→ TASK INPUTS:
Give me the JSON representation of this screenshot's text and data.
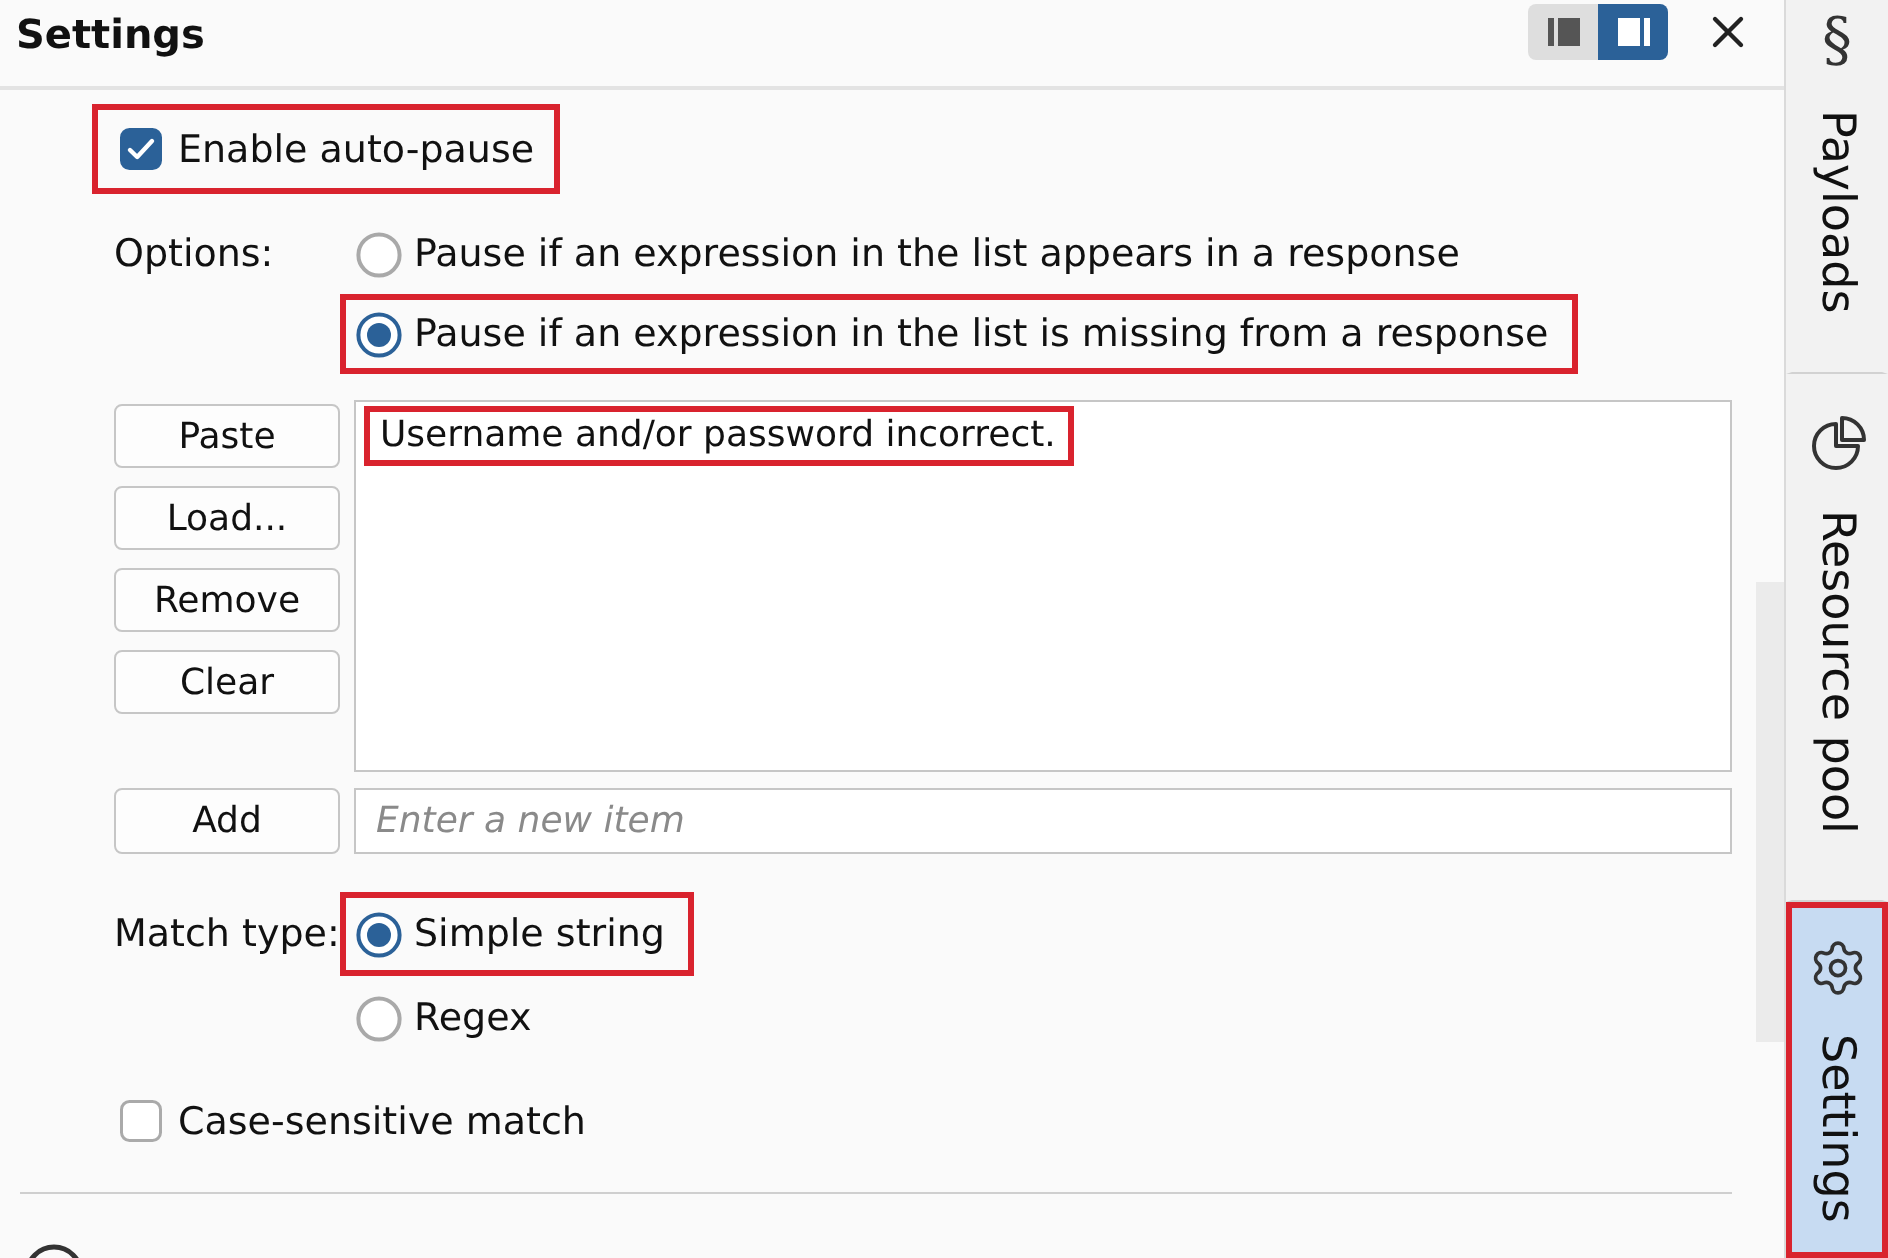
{
  "header": {
    "title": "Settings",
    "layout_buttons": [
      {
        "selected": false
      },
      {
        "selected": true
      }
    ]
  },
  "auto_pause": {
    "label": "Enable auto-pause",
    "checked": true,
    "highlighted": true
  },
  "options": {
    "label": "Options:",
    "choices": [
      {
        "label": "Pause if an expression in the list appears in a response",
        "selected": false,
        "highlighted": false
      },
      {
        "label": "Pause if an expression in the list is missing from a response",
        "selected": true,
        "highlighted": true
      }
    ]
  },
  "list": {
    "buttons": [
      "Paste",
      "Load...",
      "Remove",
      "Clear"
    ],
    "items": [
      {
        "text": "Username and/or password incorrect.",
        "highlighted": true
      }
    ]
  },
  "add": {
    "button": "Add",
    "placeholder": "Enter a new item"
  },
  "match_type": {
    "label": "Match type:",
    "choices": [
      {
        "label": "Simple string",
        "selected": true,
        "highlighted": true
      },
      {
        "label": "Regex",
        "selected": false,
        "highlighted": false
      }
    ]
  },
  "case_sensitive": {
    "label": "Case-sensitive match",
    "checked": false,
    "highlighted": false
  },
  "sidebar": {
    "tabs": [
      {
        "kind": "glyph",
        "icon": "§",
        "label": "Payloads",
        "selected": false,
        "highlighted": false
      },
      {
        "kind": "pie",
        "label": "Resource pool",
        "selected": false,
        "highlighted": false
      },
      {
        "kind": "gear",
        "label": "Settings",
        "selected": true,
        "highlighted": true
      }
    ]
  }
}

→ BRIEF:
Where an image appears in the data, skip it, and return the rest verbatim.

→ ANSWER FOR THIS EXERCISE:
Give me the JSON representation of this screenshot's text and data.
{
  "header": {
    "title": "Settings",
    "layout_buttons": [
      {
        "selected": false
      },
      {
        "selected": true
      }
    ]
  },
  "auto_pause": {
    "label": "Enable auto-pause",
    "checked": true,
    "highlighted": true
  },
  "options": {
    "label": "Options:",
    "choices": [
      {
        "label": "Pause if an expression in the list appears in a response",
        "selected": false,
        "highlighted": false
      },
      {
        "label": "Pause if an expression in the list is missing from a response",
        "selected": true,
        "highlighted": true
      }
    ]
  },
  "list": {
    "buttons": [
      "Paste",
      "Load...",
      "Remove",
      "Clear"
    ],
    "items": [
      {
        "text": "Username and/or password incorrect.",
        "highlighted": true
      }
    ]
  },
  "add": {
    "button": "Add",
    "placeholder": "Enter a new item"
  },
  "match_type": {
    "label": "Match type:",
    "choices": [
      {
        "label": "Simple string",
        "selected": true,
        "highlighted": true
      },
      {
        "label": "Regex",
        "selected": false,
        "highlighted": false
      }
    ]
  },
  "case_sensitive": {
    "label": "Case-sensitive match",
    "checked": false,
    "highlighted": false
  },
  "sidebar": {
    "tabs": [
      {
        "kind": "glyph",
        "icon": "§",
        "label": "Payloads",
        "selected": false,
        "highlighted": false
      },
      {
        "kind": "pie",
        "label": "Resource pool",
        "selected": false,
        "highlighted": false
      },
      {
        "kind": "gear",
        "label": "Settings",
        "selected": true,
        "highlighted": true
      }
    ]
  }
}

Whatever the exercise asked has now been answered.